I urge the Government to push the pause button on the implementation of this flawed legislation (with regard to the Indigenous sector) before incredible damage is done to this fragile Industry and to the very Artists that the Government is seeking to enfranchise and for the Government to immediately consult widely so that a workable framework can be established and embraced by all within the Indigenous Fine Art Industry.
This ad hoc approach of “one size fits all” to an important Industry reform displays a complete lack of knowledge regarding the Indigenous Fine Art Industry and will inevitably do irreparable damage to the livelihoods and income of Indigenous Artists and their representatives alike.
The Fine Art Industry does not have the resources of the Mining Industry to combat this mistake nor does it have the resources to implement this scheme and its onerous reporting requirements, but just as many careers and livelihoods are on the line.
Please feel free to contact me on this
or the following phone number to discuss the implications of this ill conceived legislation further.
(08) 9335 8265
About the Australian Indigenous Art Trade Association
The Australian Indigenous Art Trade Association is the national organisation for persons and organisations experienced in the business of Australian Aboriginal Art. The organisation operates to promote the ethical trade of Aboriginal Art and to provide a forum where members can discuss issues relevant to the Aboriginal Art industry.
The Association had its genesis in Alice Springs in 1998 in the coming together of representatives from many different Aboriginal Art industry groups from all around Australia including community art centres, Indigenous artists, Aboriginal Art dealers, Aboriginal Art galleries, advocacy groups and academics with a view to establishing a framework to build a truly national organisation.

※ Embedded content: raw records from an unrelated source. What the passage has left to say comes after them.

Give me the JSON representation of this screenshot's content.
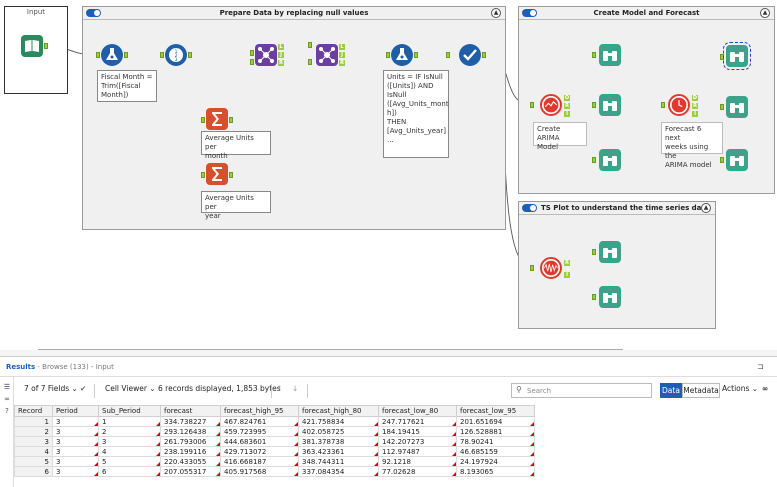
{
  "canvas": {
    "input_box": {
      "title": "Input"
    },
    "containers": {
      "prepare": {
        "title": "Prepare Data by replacing null values"
      },
      "model": {
        "title": "Create Model and Forecast"
      },
      "tsplot": {
        "title": "TS Plot to understand the time series data"
      }
    },
    "annotations": {
      "fiscal_month": [
        "Fiscal Month =",
        "Trim([Fiscal",
        "Month])"
      ],
      "avg_month": [
        "Average Units per",
        "month"
      ],
      "avg_year": [
        "Average Units per",
        "year"
      ],
      "units_formula": [
        "Units = IF IsNull",
        "([Units]) AND",
        "IsNull",
        "([Avg_Units_mont",
        "h])",
        "THEN",
        "[Avg_Units_year]",
        "..."
      ],
      "create_arima": [
        "Create ARIMA",
        "Model"
      ],
      "forecast": [
        "Forecast 6 next",
        "weeks using the",
        "ARIMA model"
      ]
    },
    "port_labels": {
      "join": [
        "L",
        "J",
        "R"
      ],
      "arima": [
        "O",
        "R",
        "I"
      ],
      "forecast": [
        "D",
        "R",
        "I"
      ],
      "tsplot": [
        "R",
        "I"
      ]
    }
  },
  "results": {
    "title": "Results",
    "subtitle": " - Browse (133) - Input",
    "toolbar": {
      "fields": "7 of 7 Fields",
      "viewer": "Cell Viewer",
      "records_info": "6 records displayed, 1,853 bytes",
      "search_placeholder": "Search",
      "tab_data": "Data",
      "tab_metadata": "Metadata",
      "actions": "Actions",
      "more": "∞"
    },
    "columns": [
      "Record",
      "Period",
      "Sub_Period",
      "forecast",
      "forecast_high_95",
      "forecast_high_80",
      "forecast_low_80",
      "forecast_low_95"
    ],
    "rows": [
      [
        "1",
        "3",
        "1",
        "334.738227",
        "467.824761",
        "421.758834",
        "247.717621",
        "201.651694"
      ],
      [
        "2",
        "3",
        "2",
        "293.126438",
        "459.723995",
        "402.058725",
        "184.19415",
        "126.528881"
      ],
      [
        "3",
        "3",
        "3",
        "261.793006",
        "444.683601",
        "381.378738",
        "142.207273",
        "78.90241"
      ],
      [
        "4",
        "3",
        "4",
        "238.199116",
        "429.713072",
        "363.423361",
        "112.97487",
        "46.685159"
      ],
      [
        "5",
        "3",
        "5",
        "220.433055",
        "416.668187",
        "348.744311",
        "92.1218",
        "24.197924"
      ],
      [
        "6",
        "3",
        "6",
        "207.055317",
        "405.917568",
        "337.084354",
        "77.02628",
        "8.193065"
      ]
    ]
  },
  "colors": {
    "accent": "#1e5fb4",
    "port": "#9ccc42",
    "input_tool": "#2a8a5c",
    "prep_tool": "#1f5fa8",
    "join_tool": "#6a3fa0",
    "summarize_tool": "#d6502e",
    "predictive_tool": "#e03a2e",
    "browse_tool": "#3aa38a"
  }
}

It was felt by many within the Industry that with the growth of Indigenous art both nationally and internationally, the establishment of an Industry Code of Ethics and an Industry Body was long overdue. After several days of debate and discussion from all sectors, a Code of Ethics was hammered out and the Art Trade Association was established in November 1998.
Art.Trade recognises above all that the industry depends upon the creative genius of Indigenous artists producing cultural material and that the long term viability of the industry depends upon that culture remaining strong.